─── Records shown

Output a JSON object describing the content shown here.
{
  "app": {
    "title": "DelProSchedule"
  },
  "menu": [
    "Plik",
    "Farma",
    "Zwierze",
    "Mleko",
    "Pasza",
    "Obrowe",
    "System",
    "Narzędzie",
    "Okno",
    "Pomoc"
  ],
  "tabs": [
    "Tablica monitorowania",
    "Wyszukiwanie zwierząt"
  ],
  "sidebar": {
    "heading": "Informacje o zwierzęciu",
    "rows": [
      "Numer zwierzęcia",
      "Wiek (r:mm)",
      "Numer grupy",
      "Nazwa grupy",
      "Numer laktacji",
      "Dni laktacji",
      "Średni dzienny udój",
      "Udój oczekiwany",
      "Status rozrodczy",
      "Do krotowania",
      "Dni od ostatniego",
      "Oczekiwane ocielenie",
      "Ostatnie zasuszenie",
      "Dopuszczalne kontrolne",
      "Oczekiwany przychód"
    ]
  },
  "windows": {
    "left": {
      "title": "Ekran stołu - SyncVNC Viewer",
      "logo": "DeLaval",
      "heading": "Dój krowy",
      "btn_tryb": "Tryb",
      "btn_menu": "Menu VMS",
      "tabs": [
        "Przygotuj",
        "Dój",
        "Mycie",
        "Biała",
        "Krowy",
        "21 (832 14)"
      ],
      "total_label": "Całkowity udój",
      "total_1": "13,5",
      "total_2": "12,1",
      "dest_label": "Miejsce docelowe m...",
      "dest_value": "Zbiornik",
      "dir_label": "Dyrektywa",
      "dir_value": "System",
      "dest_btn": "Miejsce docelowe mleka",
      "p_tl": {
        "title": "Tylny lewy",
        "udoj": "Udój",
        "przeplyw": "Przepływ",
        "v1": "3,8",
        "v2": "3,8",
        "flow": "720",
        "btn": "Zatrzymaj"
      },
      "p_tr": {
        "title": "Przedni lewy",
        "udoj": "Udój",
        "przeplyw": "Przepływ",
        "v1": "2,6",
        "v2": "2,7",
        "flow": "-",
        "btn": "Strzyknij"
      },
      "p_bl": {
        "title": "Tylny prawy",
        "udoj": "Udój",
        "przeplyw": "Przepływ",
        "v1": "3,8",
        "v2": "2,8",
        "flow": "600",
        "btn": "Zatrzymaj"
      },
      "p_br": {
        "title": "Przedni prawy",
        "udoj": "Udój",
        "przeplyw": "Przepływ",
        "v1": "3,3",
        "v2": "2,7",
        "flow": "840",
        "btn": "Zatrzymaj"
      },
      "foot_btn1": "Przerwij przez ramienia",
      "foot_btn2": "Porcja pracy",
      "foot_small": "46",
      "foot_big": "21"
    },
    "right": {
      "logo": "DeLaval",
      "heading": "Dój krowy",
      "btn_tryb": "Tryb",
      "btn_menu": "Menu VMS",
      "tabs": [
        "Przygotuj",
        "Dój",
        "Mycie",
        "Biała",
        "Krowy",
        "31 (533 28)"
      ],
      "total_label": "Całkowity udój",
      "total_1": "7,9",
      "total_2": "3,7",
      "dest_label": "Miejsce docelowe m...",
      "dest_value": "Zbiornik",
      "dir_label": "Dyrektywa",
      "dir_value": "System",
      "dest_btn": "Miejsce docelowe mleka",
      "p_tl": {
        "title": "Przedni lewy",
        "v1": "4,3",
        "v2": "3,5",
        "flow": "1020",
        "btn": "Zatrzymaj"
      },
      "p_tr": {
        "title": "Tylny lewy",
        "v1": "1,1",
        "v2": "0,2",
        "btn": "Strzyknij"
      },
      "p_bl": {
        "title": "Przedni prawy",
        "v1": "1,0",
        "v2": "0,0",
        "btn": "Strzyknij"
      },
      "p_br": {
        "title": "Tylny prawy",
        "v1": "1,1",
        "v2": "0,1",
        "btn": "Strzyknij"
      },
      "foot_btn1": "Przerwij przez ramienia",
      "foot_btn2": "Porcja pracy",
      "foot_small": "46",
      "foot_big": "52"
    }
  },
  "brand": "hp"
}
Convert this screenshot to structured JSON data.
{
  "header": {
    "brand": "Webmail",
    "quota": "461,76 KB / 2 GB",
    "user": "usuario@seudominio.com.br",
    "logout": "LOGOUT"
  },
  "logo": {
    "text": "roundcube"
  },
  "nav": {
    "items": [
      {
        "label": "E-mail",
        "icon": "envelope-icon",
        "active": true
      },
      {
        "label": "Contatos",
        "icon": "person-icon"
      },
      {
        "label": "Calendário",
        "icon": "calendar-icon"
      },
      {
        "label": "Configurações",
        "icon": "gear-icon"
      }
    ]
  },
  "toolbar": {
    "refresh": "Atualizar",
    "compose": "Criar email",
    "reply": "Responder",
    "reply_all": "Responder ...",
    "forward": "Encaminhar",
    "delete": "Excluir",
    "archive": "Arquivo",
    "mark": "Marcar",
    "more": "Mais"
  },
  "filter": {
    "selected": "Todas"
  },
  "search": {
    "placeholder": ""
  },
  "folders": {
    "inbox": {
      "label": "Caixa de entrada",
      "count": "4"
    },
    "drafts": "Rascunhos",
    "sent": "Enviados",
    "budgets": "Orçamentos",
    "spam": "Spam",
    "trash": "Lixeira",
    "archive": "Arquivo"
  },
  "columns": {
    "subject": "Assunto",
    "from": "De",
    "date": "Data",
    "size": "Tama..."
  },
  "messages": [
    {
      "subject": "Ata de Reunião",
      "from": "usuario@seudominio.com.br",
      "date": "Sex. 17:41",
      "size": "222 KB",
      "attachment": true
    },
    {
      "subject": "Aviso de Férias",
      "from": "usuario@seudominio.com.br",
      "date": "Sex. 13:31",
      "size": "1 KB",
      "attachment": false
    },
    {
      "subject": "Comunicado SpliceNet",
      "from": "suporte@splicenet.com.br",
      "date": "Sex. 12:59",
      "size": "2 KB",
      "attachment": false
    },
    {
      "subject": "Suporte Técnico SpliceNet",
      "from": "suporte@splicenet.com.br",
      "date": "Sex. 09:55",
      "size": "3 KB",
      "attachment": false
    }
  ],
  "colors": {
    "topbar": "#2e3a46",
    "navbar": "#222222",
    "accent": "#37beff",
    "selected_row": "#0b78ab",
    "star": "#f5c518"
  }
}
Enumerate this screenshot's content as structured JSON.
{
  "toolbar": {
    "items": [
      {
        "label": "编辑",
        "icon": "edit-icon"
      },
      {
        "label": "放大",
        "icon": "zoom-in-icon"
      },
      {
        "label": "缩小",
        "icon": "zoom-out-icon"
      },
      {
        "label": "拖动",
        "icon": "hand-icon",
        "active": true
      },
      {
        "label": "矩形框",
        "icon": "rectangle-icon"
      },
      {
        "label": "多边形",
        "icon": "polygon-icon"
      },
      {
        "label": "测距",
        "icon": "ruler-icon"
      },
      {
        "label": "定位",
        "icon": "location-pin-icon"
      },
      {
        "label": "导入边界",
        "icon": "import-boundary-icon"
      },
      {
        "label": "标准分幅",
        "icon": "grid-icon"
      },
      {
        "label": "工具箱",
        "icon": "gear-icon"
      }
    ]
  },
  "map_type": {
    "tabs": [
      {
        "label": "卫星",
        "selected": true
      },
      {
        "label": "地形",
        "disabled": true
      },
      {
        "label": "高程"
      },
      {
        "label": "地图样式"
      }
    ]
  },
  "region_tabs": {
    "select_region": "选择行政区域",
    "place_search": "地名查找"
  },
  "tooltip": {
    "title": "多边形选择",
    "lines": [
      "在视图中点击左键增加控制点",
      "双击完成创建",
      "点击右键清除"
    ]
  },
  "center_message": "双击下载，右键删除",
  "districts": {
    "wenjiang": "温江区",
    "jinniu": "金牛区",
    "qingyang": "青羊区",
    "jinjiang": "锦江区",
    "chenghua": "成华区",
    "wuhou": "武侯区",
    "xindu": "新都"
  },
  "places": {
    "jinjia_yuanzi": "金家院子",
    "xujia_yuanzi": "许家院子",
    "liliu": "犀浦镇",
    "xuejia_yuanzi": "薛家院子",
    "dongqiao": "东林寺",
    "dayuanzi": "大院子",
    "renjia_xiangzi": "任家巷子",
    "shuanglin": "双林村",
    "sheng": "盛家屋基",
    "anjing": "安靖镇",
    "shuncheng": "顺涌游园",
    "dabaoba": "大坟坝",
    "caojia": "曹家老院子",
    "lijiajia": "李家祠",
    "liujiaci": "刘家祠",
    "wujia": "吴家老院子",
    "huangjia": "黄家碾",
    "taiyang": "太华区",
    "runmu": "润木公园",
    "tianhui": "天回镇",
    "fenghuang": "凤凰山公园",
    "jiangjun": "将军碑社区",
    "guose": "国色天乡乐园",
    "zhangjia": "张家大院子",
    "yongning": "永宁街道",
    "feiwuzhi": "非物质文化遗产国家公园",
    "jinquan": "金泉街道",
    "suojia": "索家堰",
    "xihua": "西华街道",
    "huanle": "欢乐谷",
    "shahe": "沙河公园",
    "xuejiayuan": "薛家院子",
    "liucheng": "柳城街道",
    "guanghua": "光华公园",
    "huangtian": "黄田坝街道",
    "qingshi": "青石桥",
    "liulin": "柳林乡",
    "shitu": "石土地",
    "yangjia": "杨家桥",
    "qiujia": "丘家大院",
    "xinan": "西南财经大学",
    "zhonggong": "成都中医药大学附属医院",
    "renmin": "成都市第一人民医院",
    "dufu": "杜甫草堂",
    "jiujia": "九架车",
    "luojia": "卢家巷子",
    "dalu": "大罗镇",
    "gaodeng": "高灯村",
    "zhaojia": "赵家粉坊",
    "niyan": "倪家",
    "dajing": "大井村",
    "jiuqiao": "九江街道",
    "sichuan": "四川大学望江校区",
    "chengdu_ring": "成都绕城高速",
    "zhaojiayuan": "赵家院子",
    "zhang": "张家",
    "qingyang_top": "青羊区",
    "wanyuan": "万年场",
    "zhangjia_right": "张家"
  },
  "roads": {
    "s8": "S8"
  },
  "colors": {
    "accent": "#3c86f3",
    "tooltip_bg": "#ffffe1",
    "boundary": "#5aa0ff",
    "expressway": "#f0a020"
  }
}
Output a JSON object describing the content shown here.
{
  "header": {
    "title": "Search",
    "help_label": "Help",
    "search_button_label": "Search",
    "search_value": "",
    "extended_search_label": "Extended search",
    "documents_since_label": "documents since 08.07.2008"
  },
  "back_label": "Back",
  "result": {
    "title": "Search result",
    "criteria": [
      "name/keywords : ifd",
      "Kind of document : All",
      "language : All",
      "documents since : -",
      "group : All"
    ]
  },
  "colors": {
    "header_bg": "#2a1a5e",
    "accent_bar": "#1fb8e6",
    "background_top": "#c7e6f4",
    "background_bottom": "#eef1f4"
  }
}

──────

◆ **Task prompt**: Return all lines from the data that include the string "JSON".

◆ **Exercise result**:
Output a JSON object describing the content shown here.
Convert this screenshot to structured JSON data.
Enumerate this screenshot's content as structured JSON.
Output a JSON object describing the content shown here.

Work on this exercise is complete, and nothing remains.